Element data from apps and pages:
....................

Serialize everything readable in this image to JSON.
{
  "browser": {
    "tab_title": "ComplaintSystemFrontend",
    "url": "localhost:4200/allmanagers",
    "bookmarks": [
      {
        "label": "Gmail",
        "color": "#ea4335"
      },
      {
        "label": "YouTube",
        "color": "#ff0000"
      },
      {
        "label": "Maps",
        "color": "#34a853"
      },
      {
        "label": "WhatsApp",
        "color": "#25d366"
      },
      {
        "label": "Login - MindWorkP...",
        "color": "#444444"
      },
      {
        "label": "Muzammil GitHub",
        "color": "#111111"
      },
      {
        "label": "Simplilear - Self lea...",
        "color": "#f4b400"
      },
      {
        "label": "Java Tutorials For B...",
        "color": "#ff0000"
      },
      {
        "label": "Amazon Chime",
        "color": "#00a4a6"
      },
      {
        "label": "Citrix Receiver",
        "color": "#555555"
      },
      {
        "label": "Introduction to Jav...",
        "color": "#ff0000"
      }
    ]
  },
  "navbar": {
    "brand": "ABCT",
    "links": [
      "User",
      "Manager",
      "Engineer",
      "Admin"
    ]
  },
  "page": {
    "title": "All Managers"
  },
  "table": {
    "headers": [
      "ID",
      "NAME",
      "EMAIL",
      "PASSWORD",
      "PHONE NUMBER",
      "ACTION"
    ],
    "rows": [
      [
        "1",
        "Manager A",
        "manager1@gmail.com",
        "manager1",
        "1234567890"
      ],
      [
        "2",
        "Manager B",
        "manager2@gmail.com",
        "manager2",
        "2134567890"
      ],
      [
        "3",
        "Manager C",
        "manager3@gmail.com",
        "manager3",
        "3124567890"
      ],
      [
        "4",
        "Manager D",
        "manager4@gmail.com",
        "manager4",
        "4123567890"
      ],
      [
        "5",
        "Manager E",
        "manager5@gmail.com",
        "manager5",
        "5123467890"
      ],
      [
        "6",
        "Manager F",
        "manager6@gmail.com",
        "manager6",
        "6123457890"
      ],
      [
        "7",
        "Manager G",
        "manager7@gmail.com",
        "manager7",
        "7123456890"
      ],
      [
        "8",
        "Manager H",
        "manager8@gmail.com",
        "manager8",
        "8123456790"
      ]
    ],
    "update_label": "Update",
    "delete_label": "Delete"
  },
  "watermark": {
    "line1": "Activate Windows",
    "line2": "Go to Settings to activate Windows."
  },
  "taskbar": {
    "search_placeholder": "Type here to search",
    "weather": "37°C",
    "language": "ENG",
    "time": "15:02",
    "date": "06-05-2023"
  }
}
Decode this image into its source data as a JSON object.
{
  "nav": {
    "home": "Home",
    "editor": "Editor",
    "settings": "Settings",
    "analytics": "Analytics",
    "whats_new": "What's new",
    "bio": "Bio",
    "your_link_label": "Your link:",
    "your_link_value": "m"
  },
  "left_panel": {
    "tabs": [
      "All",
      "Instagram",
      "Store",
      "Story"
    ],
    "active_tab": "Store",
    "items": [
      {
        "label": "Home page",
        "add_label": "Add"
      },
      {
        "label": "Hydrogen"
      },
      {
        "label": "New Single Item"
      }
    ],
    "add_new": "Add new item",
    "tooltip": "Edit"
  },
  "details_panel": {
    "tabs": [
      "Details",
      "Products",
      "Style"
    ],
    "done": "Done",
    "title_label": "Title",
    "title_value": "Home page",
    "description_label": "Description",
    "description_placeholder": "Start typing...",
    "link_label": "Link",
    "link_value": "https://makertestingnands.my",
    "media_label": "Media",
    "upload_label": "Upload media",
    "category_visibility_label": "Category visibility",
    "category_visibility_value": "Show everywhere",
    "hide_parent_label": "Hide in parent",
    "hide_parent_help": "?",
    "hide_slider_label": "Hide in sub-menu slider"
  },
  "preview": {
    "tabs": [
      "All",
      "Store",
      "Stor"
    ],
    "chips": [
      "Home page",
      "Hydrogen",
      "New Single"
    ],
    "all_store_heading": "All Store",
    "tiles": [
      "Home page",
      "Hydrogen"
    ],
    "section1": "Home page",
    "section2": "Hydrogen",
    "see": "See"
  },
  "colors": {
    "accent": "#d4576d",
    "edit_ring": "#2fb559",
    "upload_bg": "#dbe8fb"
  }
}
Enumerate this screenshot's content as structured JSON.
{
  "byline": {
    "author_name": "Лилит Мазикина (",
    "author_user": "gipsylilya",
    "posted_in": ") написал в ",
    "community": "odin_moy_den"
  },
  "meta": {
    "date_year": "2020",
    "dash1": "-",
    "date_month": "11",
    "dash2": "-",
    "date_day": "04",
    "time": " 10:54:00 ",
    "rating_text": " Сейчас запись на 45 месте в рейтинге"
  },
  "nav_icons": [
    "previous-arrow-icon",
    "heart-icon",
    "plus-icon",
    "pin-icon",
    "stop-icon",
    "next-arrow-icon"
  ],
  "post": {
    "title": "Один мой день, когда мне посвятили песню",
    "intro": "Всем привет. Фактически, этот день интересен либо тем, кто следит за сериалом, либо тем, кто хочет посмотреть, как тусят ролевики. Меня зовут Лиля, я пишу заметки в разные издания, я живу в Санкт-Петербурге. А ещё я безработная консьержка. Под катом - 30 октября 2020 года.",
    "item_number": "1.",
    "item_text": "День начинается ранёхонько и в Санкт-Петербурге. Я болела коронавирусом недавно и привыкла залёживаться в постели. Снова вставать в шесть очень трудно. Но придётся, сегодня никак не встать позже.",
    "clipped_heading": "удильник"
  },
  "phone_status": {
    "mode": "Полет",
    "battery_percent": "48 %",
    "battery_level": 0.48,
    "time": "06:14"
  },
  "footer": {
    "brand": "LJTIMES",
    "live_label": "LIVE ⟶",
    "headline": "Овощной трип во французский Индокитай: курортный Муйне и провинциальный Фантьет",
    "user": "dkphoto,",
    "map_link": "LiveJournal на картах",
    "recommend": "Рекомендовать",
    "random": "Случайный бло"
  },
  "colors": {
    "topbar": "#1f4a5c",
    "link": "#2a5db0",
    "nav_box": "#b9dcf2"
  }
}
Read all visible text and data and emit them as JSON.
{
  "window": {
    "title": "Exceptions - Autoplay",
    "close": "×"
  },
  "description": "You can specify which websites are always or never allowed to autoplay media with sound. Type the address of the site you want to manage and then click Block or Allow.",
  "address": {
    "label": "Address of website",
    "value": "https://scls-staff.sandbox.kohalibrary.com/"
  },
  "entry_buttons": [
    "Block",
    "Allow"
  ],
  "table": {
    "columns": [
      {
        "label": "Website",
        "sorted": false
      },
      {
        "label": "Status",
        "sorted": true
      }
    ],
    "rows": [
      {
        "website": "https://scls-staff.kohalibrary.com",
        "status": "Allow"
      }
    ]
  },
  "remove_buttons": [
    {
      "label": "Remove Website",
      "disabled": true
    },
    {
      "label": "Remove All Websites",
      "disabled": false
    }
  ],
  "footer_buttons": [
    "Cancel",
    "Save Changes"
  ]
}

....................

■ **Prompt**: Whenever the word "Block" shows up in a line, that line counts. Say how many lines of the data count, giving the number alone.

■ **Solved exercise**: 2